──────── Given records ────────

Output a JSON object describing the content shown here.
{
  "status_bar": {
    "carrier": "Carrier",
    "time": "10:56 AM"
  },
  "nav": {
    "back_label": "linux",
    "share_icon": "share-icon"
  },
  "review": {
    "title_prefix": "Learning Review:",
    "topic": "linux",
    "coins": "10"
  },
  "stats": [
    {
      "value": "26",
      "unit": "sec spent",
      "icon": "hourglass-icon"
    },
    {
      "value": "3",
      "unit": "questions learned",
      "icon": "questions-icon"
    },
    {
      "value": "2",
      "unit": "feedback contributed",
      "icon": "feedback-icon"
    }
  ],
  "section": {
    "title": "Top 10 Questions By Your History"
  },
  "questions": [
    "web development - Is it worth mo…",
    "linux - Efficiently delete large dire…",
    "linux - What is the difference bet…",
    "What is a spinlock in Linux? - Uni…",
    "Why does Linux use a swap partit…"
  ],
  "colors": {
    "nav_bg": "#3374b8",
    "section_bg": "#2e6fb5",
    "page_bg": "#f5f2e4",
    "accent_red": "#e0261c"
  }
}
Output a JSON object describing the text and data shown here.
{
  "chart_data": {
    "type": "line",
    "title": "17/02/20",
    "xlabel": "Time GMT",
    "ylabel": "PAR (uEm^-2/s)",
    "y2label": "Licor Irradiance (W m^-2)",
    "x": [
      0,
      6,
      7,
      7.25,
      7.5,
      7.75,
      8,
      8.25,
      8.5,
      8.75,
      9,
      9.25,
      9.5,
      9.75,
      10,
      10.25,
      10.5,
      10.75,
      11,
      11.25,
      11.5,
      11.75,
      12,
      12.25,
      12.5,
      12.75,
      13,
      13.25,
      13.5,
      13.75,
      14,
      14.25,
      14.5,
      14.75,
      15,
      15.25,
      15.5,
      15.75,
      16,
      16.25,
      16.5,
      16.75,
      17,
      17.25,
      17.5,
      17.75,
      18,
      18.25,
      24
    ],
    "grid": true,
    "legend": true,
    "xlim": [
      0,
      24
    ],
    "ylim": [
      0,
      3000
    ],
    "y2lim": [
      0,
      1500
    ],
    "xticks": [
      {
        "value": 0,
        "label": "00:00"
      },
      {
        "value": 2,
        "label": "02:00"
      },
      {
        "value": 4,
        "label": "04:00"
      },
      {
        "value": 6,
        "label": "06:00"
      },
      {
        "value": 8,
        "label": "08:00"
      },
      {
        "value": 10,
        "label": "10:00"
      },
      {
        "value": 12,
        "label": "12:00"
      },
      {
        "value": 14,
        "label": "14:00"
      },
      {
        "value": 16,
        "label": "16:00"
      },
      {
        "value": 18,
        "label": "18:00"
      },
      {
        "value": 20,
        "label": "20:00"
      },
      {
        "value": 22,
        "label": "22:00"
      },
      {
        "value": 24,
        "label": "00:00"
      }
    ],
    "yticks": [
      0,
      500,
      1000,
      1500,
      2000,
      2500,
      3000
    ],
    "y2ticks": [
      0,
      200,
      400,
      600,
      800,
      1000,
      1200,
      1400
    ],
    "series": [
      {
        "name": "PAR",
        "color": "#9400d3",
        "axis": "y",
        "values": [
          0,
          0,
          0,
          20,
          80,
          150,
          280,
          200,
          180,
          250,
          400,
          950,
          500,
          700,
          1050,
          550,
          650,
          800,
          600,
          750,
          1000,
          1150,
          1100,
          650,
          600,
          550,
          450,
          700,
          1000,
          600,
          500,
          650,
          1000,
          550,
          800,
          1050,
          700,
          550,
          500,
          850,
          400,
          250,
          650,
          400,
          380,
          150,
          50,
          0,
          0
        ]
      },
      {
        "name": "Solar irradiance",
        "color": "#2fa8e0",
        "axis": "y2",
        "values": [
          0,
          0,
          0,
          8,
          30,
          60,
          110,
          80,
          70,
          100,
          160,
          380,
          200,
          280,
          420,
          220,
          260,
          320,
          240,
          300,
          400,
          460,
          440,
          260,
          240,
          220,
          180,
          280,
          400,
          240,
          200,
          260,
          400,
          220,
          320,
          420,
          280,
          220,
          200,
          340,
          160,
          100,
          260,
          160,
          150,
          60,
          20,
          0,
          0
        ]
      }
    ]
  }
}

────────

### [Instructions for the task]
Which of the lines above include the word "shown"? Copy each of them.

### [Solved problem]
Output a JSON object describing the content shown here.
Output a JSON object describing the text and data shown here.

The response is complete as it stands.